Gingrich’s further explications of green conservatism do not inspire confidence
The more I see of Newt Gingrich’s "conservative environmentalism," the less impressive it seems. The guy’s offering run of the mill, crony capitalist conservatism with a shabby green paint job.
The two top-tier public policy approaches to fighting climate change are:
- supporting green industries, practices, technologies, and infrastructure via subsidies, tax breaks, or mandates, and
- restricting and reducing GHGs via regulation.
The first is the carrot and the second is the stick. Most greens want to use some combination of the two, though they might quibble about the relative priority.
Gingrich’s big innovation is to insist that we should use the first but not the second — all carrots, no sticks. He wants us to fight with one hand tied behind our backs, not because of any plausible argument that regulation wouldn’t work in this particular case, but because he is ideologically opposed to regulations that restrict corporate profit-making.
You might say, "David, you’re just bashing Newt because he’s a conservative and you’re not."
No. Not so. Not at all.
You’ll note, for one thing, that neither policy approach is "conservative" insofar as conservative still means small-government/libertarian. In that sense, a conservative approach would be something like what Carl Pope (of Sierra Club) and Jerry Taylor (of Cato) wrote about here: removing all subsidies and internalizing all costs. I’m actually quite fond of that sort of solution.
But no, what Gingrich recommends is, in Sean’s phrasing, pro-business, not pro-market. He wants to ladle out public money to favored corporations while shielding them from any regulations. This is, I’d add, the same approach to climate change advocated by Rudy Giuliani, Mitt Romney, and Fred Thompson — and to a greater extent than generally appreciated, Huckabee and McCain as well. This is what passes for conservative in today’s party of economic royalists, but it is not conservative in the original sense.

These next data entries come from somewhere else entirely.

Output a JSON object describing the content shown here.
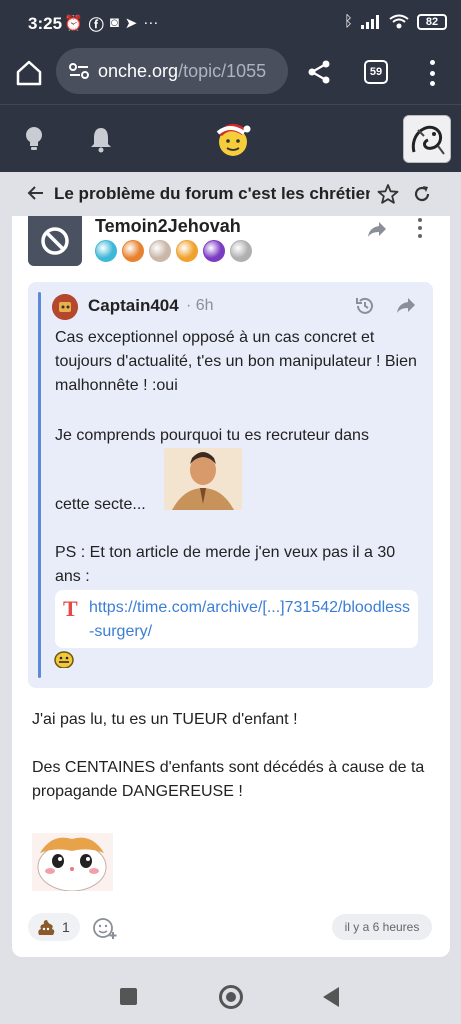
{
  "status_bar": {
    "time": "3:25",
    "battery": "82"
  },
  "browser": {
    "url_host": "onche.org",
    "url_path": "/topic/1055",
    "tab_count": "59"
  },
  "topic": {
    "title": "Le problème du forum c'est les chrétien"
  },
  "post": {
    "author": "Temoin2Jehovah",
    "badges": [
      "#3fb8d8",
      "#e7832f",
      "#c9b7a8",
      "#f0a22f",
      "#7b3cc4",
      "#b0b0b0"
    ],
    "quote": {
      "author": "Captain404",
      "time_sep": "·",
      "time": "6h",
      "p1": "Cas exceptionnel opposé à un cas concret et toujours d'actualité, t'es un bon manipulateur ! Bien malhonnête ! :oui",
      "p2": "Je comprends pourquoi tu es recruteur dans",
      "p2b": "cette secte...",
      "p3": "PS : Et ton article de merde j'en veux pas il a 30 ans :",
      "link_icon": "T",
      "link": "https://time.com/archive/[...]731542/bloodless-surgery/"
    },
    "reply_1": "J'ai pas lu, tu es un TUEUR d'enfant !",
    "reply_2": "Des CENTAINES d'enfants sont décédés à cause de ta propagande DANGEREUSE !",
    "reaction_count": "1",
    "timestamp": "il y a 6 heures"
  },
  "colors": {
    "chrome": "#2f3442",
    "quote_bg": "#e8edf9",
    "quote_bar": "#5c8ad8",
    "link": "#3b7ed6"
  }
}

It leaves Gingrich with very little to offer beyond media-friendly rhetoric. Look at the answer he offers Sierra Magazine (in a roundtable well worth reading) on what the next president and Congress should do first:
Americans are concerned about global climate change, but they want legislation that does not expand the size and severity of federal control of business enterprise. American businesses want to be part of the solution, and they have good ideas that are being implemented. Our business community is already ahead of the American government, so government must become a facilitator of innovation. The federal government could enact creative legislation that keeps businesses on task as we work to develop clean and sustainable alternatives to petroleum. Americans will elect candidates who support real changes in energy policy and market-based innovations that will lead the world to import clean American technology.
Rhetorical fluff aside, it seems that "facilitator of innovation" is the key concept here, and in Gingrich’s mind, that translates to "dispensers of subsidies and tax breaks."
And just in case you missed the point, when asked about a carbon tax, Gingrich says:
Tax incentives will work better and faster than tax penalties. To dramatically change carbon emissions, the incentives need to be significant, essentially the most robust incentives we can afford. Such incentives are likely to work most effectively with advancing automotive technology.
In other words: hand-outs. Big hand-outs.
I’ve said it before and I’ll say it again: taking a two-pronged green strategy and cutting off one of the prongs does not demonstrate some clever, innovative new way for Republicans to address climate change. It’s how the Republican party operates on every single problem these days. If anything, it just demonstrates how incapable the crony capitalist party is at dealing with public policy issues of any real scope.